Welcome to the second installment of the Re-imagining Apps for Ultrabook™ series. In our previous video, Touch Interfaces, we outlined the impact new input models have had on personal computing and walked through key design principles for touch. In today’s video, we’ll build on that foundation with a practical guide to touch targets. That is, how large we need to make our application controls and where should we place them on screen in order to optimize for touch.
We’ll not only talk about general guidelines but also look at a before and after design that converts a keyboard and mouse application to a touch-optimized interface. Our redesign will cover navigation, input controls, and generally aim to simplify the interface for touch. Of course, there’s much more to see in the video so please enjoy: Touch Targets.
Touch Target Resources
In the video I mention a number of resources that are listed below for quick access.
About the Series
The Re-imagining Apps for Ultrabook™ video series introduces new ways of thinking about the design and development of desktop applications and offers practical design advice to help developers take advantage of new opportunities in Intel's Ultrabook devices.
- Re-imagining Apps for Ultrabook™ (Part 1): Touch Interfaces
- Re-imagining Apps for Ultrabook™ (Part 2): Touch Targets

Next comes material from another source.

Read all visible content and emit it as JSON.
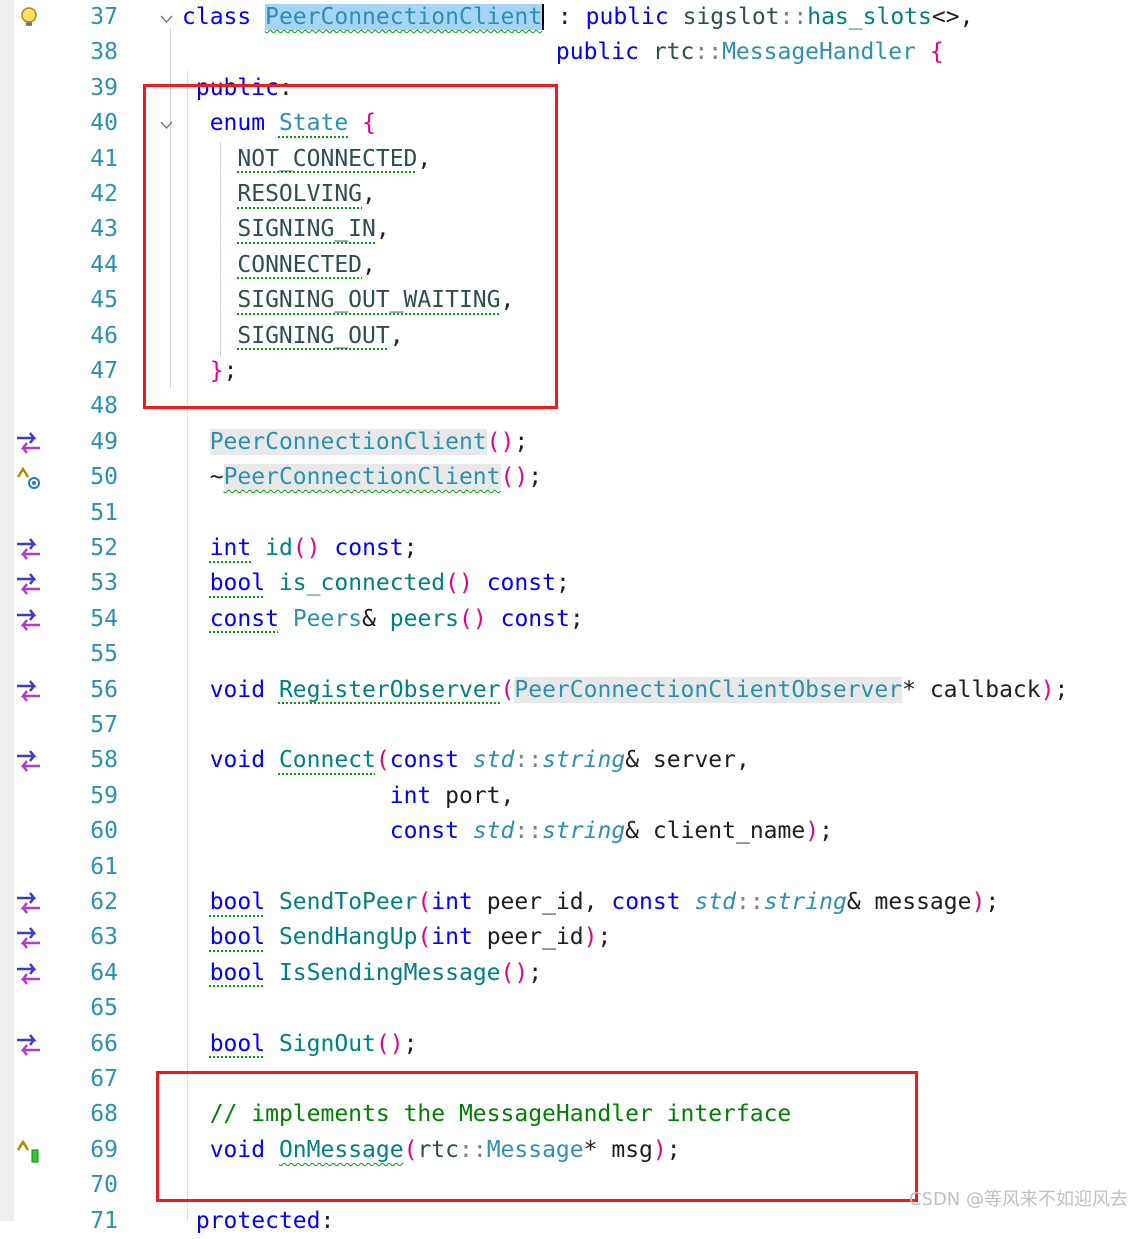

- Re-imagining Apps for Ultrabook™ (Part 3): Touch Gestures
- Re-imagining Apps for Ultrabook™ (Part 4): Location Detection
- Re-imagining Apps for Ultrabook™ (Part 5): Device Motion
About Your Host
Luke Wroblewski is an internationally recognized digital product leader who has designed or contributed to software used by more than 700 million people worldwide. He was co-founder and CPO of Bagcheck (acquired by Twitter in 2011), chief design architect at Yahoo! Inc., and is the author of three popular Web design books including his most recent: Mobile First. Luke is a contracted vendor with Intel; opinions expressed are his own and do not necessarily represent Intel's position on any issue.